Mark Davis Statistics –

If you want to know why the Braves are reluctant to offer multiple years to a reliever, I expect that a large part is the man linked above. Once upon a time, Mark Davis brought down the Kansas City Royals, almost singlehandedly. Schuerholz escaped to the Braves, but those left behind weren’t so lucky.

It may be hard for our younger members to believe, but the Royals were a model franchise once — practically from the day they joined the league to the day John Schuerholz left. In 1969, they went 69-93 in their first year, pretty good for an expansion team. In their third year of existence, they won 85 games. In their eighth year, they won the division, and were rarely out of contention from then until 1989. Their record in the late seventies and eighties was similar to the current Braves’, at a lower level. From 1976-85, they won the division seven times, but only went to two World Series, winning it all finally in 1985.

The death of manager Dick Howser of a brain tumor in 1986 and the aging of their offensive core led to a decline, but they were still a dangerous team. They won 92 games in 1989 and had winning records the two previous seasons. Jeff Montgomery had taken over as the team’s relief ace that season. All he’d done is throw 92 innings with a 1.37 ERA, striking out 94 and walking 25, and save 18 games. But he was a 27-year-old journeyman, and nobody much trusted him. Surely the Royals could better challenge the A’s (everyone figured the A’s would continue to dominate the division) if they had a real closer. A real closer like… Mark Davis.

Davis was one of the big free agent catches of that offseason. He’d saved 44 games for the Padres in 1989. His stats, other than that, are pretty similar to Montgomery’s, though — a 1.85 ERA in 92 2/3 IP, 92 K, 37 BB. But with the 44 saves, the shiny C on his chest (unlike Montgomery’s new-minted one), and the closer rep, he got the then-unheard-of sum of $14 million over four years to take over as the Royals’ closer.

He held the job for about six weeks.

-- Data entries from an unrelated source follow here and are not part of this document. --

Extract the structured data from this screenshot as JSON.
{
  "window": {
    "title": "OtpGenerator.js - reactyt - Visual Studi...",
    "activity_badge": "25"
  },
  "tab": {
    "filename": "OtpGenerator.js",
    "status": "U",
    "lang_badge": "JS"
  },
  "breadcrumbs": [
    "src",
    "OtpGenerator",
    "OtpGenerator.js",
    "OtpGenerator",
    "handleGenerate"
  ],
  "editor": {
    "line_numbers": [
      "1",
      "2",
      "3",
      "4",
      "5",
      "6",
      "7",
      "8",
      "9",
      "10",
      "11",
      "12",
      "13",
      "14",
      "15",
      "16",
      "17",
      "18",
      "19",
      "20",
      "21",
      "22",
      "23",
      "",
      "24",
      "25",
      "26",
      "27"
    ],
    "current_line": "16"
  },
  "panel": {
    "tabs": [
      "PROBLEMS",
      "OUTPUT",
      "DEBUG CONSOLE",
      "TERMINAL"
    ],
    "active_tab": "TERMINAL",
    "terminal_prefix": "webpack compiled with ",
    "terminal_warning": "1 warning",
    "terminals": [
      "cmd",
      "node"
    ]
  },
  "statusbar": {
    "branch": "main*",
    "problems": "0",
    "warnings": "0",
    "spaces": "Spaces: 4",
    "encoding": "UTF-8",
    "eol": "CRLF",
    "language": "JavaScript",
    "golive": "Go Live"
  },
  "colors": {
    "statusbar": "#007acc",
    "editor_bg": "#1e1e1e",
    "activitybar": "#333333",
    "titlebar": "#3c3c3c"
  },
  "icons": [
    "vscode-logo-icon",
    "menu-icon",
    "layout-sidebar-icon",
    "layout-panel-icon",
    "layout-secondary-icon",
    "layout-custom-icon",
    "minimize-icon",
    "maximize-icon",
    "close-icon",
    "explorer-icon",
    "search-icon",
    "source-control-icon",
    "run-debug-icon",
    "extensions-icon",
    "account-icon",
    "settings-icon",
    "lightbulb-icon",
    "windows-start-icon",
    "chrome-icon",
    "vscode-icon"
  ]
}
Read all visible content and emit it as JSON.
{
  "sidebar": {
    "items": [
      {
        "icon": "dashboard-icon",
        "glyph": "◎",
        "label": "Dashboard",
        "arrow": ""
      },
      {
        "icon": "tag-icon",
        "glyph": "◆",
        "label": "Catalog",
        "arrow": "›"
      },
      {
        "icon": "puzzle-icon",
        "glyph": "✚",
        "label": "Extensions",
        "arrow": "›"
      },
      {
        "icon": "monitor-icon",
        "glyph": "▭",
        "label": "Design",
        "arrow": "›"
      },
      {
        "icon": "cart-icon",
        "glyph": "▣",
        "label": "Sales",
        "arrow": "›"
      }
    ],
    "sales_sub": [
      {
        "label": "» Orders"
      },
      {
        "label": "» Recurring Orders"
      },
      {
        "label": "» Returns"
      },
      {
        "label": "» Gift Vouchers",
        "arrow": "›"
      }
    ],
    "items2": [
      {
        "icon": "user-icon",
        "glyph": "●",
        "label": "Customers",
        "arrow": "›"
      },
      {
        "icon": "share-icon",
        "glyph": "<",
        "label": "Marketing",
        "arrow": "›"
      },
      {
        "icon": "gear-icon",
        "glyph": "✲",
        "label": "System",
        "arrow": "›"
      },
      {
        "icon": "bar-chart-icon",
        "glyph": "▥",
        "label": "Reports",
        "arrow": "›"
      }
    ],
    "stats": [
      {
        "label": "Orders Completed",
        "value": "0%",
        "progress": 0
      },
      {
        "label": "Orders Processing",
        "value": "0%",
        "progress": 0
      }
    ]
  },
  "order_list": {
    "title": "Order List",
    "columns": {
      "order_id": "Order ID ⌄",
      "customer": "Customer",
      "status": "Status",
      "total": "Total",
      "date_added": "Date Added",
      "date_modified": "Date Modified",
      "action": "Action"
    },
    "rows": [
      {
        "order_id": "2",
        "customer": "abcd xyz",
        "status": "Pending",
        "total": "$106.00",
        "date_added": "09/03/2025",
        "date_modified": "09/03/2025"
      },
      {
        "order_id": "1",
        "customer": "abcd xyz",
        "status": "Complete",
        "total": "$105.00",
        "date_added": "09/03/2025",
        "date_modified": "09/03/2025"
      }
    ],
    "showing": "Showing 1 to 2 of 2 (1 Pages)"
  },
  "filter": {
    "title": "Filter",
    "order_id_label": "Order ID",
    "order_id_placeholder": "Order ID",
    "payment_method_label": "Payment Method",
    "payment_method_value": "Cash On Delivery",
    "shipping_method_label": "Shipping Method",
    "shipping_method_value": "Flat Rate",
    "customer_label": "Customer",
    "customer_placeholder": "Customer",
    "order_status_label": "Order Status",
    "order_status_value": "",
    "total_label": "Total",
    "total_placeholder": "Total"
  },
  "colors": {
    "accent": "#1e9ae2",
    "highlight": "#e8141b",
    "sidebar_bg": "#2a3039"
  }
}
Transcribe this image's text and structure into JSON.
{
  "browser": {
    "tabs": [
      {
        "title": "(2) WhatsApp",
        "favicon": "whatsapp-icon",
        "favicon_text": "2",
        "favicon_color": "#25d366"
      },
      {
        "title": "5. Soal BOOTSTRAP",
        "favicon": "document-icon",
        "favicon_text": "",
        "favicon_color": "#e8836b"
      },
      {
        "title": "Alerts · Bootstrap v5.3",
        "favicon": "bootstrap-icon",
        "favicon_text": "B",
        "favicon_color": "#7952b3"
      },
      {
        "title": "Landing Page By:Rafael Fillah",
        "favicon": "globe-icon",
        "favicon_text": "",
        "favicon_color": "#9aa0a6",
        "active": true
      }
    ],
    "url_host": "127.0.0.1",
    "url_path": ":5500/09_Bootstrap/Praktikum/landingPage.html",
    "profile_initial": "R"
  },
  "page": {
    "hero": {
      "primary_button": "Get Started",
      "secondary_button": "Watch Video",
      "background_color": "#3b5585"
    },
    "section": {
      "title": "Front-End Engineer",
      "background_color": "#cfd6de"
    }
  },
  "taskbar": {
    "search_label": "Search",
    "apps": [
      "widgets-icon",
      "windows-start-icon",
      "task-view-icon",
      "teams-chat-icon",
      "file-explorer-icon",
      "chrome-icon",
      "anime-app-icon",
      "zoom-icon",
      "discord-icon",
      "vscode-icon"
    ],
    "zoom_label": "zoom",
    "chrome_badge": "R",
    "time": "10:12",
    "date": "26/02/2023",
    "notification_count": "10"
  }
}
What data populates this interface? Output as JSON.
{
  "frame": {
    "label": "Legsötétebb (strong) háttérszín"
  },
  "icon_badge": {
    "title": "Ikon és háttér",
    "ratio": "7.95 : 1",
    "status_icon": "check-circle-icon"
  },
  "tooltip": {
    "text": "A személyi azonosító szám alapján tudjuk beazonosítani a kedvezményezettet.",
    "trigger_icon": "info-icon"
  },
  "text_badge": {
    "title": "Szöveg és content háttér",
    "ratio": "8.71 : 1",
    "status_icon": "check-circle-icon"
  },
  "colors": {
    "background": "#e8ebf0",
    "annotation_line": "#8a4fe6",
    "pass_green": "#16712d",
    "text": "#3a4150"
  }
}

Davis was never again an effective pitcher. His ERA ballooned to 5.11 in 1990, and he never had an ERA+ of 100 or more again. He saved six games that season, and only five more over the further course of his career. They tried making him a starter, but that didn’t work either. In 1992, the Royals finally cut bait, trading him to the Braves for the remains of Juan Berenguer, but the change of scenery did him no good, and in 16 2/3 innings he put up a 7.02 ERA. The Braves dumped him on the Phillies after the season; the Phillies responded with the 1993 NLCS, and can you blame them? They released him in July and he returned to San Diego. His career finally petered out in 1994, though he tried to comeback with the Brewers in 1997.

And the Royals were never the same franchise. Since Mark Davis joined the ballclub, they’ve had four winning seasons, none of them with more than 84 wins. Their only really “successful” season was the strike year of 1994 when they went 64-51, for which manager Hal McRae was fired. They’ve been in contention exactly once, in 2003, and faded down the stretch. They’ve become a joke franchise, the team voted Most Likely To Be Contracted.

So you can see why John Schuerholz might be wary of a big-ticket free agent reliever.